I shivered my way back to the cabin, still expectant, waiting. But no Bible verses popped into my mind. No signs magically appeared. I was empty and spent. My body was weak, but I had enough strength to feel betrayed and abandoned by God.

For the first (and only) time in my life, I felt cosmically alone.

It is a horrible feeling, to feel utterly isolated, abandoned not only by your friends and family who are oblivious to your struggle, but abandoned by God; to feel his deafening silence; to feel so dark and tired that nothing matters anymore.

I realized, fully, at that moment: I need help. 

Five years later, I still remember that silent retreat on Lake Michigan. I remember the emptiness, the terror, and the aching thoughts:

Maybe God is not with me anymore. Maybe he has left. Maybe… he was never with me at all.

My heart still aches at times, left with whisper of ghosts that are still unaddressed. However, that dark night of the soul has long passed. God answered my repetitious prayers that meant nothing in my heart. God felt my tears and answered my cries. In time, I once again felt his presence.

I expected that God would have me memorize psalms or strike me with an insightful theological revelation. Penance or Bible memorization, perhaps. But that’s not how things happened.

God came to me in the things I feared– warmth, love, nourishment, and food. The things that terrified me were what stitched me up into a living, breathing human being once again. God could not penetrate my hardened, cold, aching heart as it was. It wasn’t until it was warmed and breathed into with love that Jesus could enter.

In my depression and darkness at the silent retreat years ago, I was convinced that God had left me. It is so ironic that while I was praying so fervently for God to come, the answer had been there all along, in the dining room.

God had been there, asking me to eat breakfast. God was as close as a muffin and peanut butter, or granola and yogurt. He was there the whole time, in my time of anguish, and I missed him.

Of course, I wouldn’t conceive of eating those things at the time. The log in my own eye was causing me to stumble into everything in my path, but I was blind to anorexia’s death grip over my life.

I did not know what I know now: I cannot experience anything– including love– if I am not nourished. I cannot be empty and pure, as much as my eating disorder tells me to be, because cutting myself off to life cuts me off to God, and that is a terrifying fate.

I do not experience God’s love all the time. In fact, it is still a daily struggle.

However, I have found that I can feel God’s presence much more if I have eaten breakfast.

Soon after this, God intervened in my beautiful, chaotic mess of a story and showed me:

No, you cannot subsist on coffee and vegetables alone and expect to have your body function normally.
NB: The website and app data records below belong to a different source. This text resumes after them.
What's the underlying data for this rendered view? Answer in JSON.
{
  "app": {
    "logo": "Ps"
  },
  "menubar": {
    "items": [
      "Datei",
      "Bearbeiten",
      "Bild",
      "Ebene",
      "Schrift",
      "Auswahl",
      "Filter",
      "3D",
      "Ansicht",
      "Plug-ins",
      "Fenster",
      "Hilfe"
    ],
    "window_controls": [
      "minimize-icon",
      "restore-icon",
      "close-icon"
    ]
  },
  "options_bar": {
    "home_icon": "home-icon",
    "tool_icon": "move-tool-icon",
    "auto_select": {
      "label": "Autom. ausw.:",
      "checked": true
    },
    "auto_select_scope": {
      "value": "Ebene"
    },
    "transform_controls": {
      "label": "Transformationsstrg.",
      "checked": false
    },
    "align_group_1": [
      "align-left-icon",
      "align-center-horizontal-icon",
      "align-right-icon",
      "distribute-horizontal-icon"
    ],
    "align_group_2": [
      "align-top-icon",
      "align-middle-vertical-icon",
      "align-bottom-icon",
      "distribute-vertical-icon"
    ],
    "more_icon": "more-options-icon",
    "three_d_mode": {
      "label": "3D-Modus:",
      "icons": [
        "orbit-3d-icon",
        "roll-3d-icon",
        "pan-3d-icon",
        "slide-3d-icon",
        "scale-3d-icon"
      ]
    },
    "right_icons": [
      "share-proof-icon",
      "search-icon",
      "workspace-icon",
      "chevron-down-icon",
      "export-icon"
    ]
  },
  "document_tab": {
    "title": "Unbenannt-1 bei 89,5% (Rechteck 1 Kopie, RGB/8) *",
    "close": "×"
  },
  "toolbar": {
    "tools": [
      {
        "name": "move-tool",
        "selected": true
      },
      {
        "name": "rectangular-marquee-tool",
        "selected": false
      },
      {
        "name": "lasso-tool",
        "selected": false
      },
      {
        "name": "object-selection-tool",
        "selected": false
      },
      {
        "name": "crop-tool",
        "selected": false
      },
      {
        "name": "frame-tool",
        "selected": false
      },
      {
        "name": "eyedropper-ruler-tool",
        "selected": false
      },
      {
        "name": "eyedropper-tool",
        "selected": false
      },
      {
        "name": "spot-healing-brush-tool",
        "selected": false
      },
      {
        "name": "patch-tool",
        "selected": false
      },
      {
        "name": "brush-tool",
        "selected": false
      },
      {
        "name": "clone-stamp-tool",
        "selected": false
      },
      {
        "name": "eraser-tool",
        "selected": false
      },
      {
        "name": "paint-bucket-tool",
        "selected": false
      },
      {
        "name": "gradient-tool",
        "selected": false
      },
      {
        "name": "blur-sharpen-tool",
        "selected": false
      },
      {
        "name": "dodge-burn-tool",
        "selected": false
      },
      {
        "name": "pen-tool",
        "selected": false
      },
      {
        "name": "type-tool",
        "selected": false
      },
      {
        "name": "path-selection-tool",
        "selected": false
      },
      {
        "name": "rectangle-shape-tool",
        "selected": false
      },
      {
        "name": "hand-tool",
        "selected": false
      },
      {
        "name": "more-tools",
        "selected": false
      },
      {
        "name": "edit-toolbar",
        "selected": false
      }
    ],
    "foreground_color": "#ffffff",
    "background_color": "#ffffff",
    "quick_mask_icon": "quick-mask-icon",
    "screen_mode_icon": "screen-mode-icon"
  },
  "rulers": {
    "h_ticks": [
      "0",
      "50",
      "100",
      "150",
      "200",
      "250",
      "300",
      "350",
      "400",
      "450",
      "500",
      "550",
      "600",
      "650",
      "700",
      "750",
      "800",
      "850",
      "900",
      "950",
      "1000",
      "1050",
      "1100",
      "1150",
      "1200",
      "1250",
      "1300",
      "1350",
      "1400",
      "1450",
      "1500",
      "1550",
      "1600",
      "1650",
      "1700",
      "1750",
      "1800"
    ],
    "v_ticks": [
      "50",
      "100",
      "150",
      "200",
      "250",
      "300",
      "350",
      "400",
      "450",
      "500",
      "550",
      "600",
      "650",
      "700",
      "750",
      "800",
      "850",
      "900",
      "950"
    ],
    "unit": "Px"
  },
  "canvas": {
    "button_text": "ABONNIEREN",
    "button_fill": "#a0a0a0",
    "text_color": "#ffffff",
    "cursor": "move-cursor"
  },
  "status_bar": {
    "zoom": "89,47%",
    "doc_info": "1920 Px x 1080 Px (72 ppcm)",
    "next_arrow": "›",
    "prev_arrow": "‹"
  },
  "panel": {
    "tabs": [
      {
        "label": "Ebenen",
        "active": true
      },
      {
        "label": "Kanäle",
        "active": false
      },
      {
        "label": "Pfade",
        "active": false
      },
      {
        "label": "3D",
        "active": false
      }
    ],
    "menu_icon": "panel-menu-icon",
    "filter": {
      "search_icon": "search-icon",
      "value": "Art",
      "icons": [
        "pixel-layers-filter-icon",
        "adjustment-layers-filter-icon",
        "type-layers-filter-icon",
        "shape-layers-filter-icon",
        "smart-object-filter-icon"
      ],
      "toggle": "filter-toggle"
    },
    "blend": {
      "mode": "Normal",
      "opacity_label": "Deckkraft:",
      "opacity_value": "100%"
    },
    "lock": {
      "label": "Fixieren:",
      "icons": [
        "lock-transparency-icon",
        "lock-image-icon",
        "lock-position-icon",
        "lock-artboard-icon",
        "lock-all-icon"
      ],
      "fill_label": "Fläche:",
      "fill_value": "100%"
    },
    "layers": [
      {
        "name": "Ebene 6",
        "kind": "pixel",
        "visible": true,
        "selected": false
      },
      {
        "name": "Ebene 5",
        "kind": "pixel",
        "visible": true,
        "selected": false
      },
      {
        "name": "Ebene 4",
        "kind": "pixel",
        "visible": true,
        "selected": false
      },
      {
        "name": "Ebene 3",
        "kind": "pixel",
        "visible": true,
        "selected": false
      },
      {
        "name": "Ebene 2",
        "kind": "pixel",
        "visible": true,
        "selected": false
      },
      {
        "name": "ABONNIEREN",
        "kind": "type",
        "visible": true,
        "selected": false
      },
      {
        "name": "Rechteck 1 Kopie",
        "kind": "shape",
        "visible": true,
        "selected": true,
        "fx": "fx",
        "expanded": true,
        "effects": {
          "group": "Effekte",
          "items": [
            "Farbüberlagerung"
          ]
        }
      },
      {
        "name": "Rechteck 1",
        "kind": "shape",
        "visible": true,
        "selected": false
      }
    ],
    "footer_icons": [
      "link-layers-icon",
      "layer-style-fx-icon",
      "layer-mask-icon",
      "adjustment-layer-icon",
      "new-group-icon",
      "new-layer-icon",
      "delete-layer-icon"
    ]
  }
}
No, I will not let you shrivel up and disappear.

No, you cannot worship anorexia over me. 

Yes, you must accept love.

Yes, you must eat cake. 

Yes, you must laugh.

Yes, I love you. 

It is so much easier to see things in retrospect. In my story, my period of darkness was followed by an experience of tremendous growth, hope, and love.

When I was going through deep depression, I did not know what was to come. All I saw was hopelessness and despair.

The answers did not come to me right away.

Sometimes they never do, not in this life.

God did not give up on me.

God has not given up on our world.

Dark nights of the soul pass away. I cling onto the promise that darkness will never be the final word.

Perhaps things don’t make sense now, but I believe with all my heart that someday they will.